### DIRECTIONS
Go line by line through the listing below and copy those that hold "convert".
┌─ THE INPUT
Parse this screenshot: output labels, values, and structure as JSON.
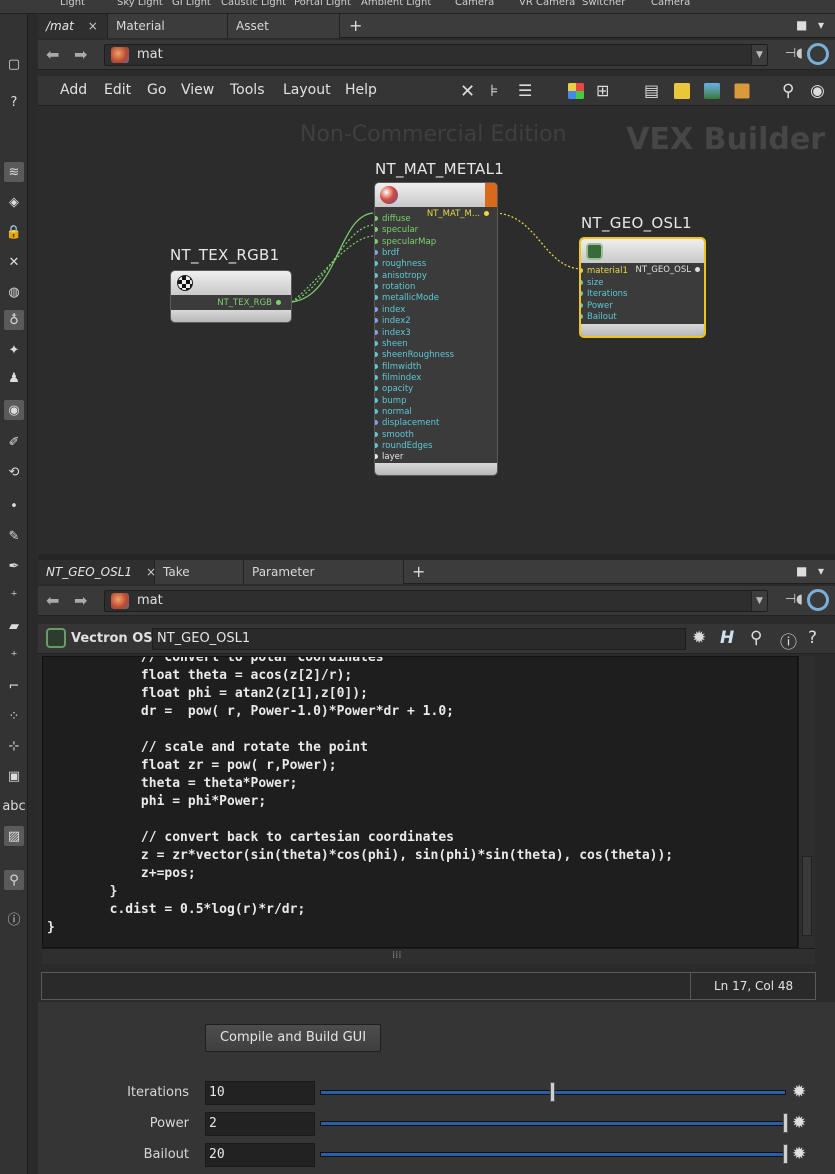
{
  "top_shelf": [
    "Light",
    "Sky Light",
    "GI Light",
    "Caustic Light",
    "Portal Light",
    "Ambient Light",
    "Camera",
    "VR Camera",
    "Switcher",
    "Camera"
  ],
  "network_pane": {
    "tabs": [
      {
        "label": "/mat",
        "close": "×"
      },
      {
        "label": "Material Palette",
        "close": "×"
      },
      {
        "label": "Asset Browser",
        "close": "×"
      }
    ],
    "add_tab": "+",
    "path": "mat",
    "menu": [
      "Add",
      "Edit",
      "Go",
      "View",
      "Tools",
      "Layout",
      "Help"
    ],
    "watermark": "Non-Commercial Edition",
    "context_label": "VEX Builder",
    "nodes": {
      "tex": {
        "title": "NT_TEX_RGB1",
        "output": "NT_TEX_RGB"
      },
      "metal": {
        "title": "NT_MAT_METAL1",
        "output": "NT_MAT_M...",
        "inputs": [
          "diffuse",
          "specular",
          "specularMap",
          "brdf",
          "roughness",
          "anisotropy",
          "rotation",
          "metallicMode",
          "index",
          "index2",
          "index3",
          "sheen",
          "sheenRoughness",
          "filmwidth",
          "filmindex",
          "opacity",
          "bump",
          "normal",
          "displacement",
          "smooth",
          "roundEdges",
          "layer"
        ]
      },
      "geo": {
        "title": "NT_GEO_OSL1",
        "output": "NT_GEO_OSL",
        "inputs": [
          "material1",
          "size",
          "Iterations",
          "Power",
          "Bailout"
        ]
      }
    },
    "colors": {
      "wire_green": "#7ed06e",
      "wire_yellow": "#e8d84a",
      "selected_border": "#f0c419",
      "metal_accent": "#d86a1a"
    }
  },
  "param_pane": {
    "tabs": [
      {
        "label": "NT_GEO_OSL1",
        "close": "×"
      },
      {
        "label": "Take List",
        "close": "×"
      },
      {
        "label": "Parameter Spreadsheet",
        "close": "×"
      }
    ],
    "add_tab": "+",
    "path": "mat",
    "operator_type": "Vectron OSL",
    "operator_name": "NT_GEO_OSL1",
    "code_lines": [
      "            // convert to polar coordinates",
      "            float theta = acos(z[2]/r);",
      "            float phi = atan2(z[1],z[0]);",
      "            dr =  pow( r, Power-1.0)*Power*dr + 1.0;",
      "",
      "            // scale and rotate the point",
      "            float zr = pow( r,Power);",
      "            theta = theta*Power;",
      "            phi = phi*Power;",
      "",
      "            // convert back to cartesian coordinates",
      "            z = zr*vector(sin(theta)*cos(phi), sin(phi)*sin(theta), cos(theta));",
      "            z+=pos;",
      "        }",
      "        c.dist = 0.5*log(r)*r/dr;",
      "}"
    ],
    "cursor_status": "Ln 17, Col 48",
    "compile_button": "Compile and Build GUI",
    "parameters": [
      {
        "label": "Iterations",
        "value": "10",
        "slider_fraction": 0.5
      },
      {
        "label": "Power",
        "value": "2",
        "slider_fraction": 1.0
      },
      {
        "label": "Bailout",
        "value": "20",
        "slider_fraction": 1.0
      }
    ]
  }
}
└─
### RESULT OF THE TASK
      "            // convert to polar coordinates",
      "            // convert back to cartesian coordinates",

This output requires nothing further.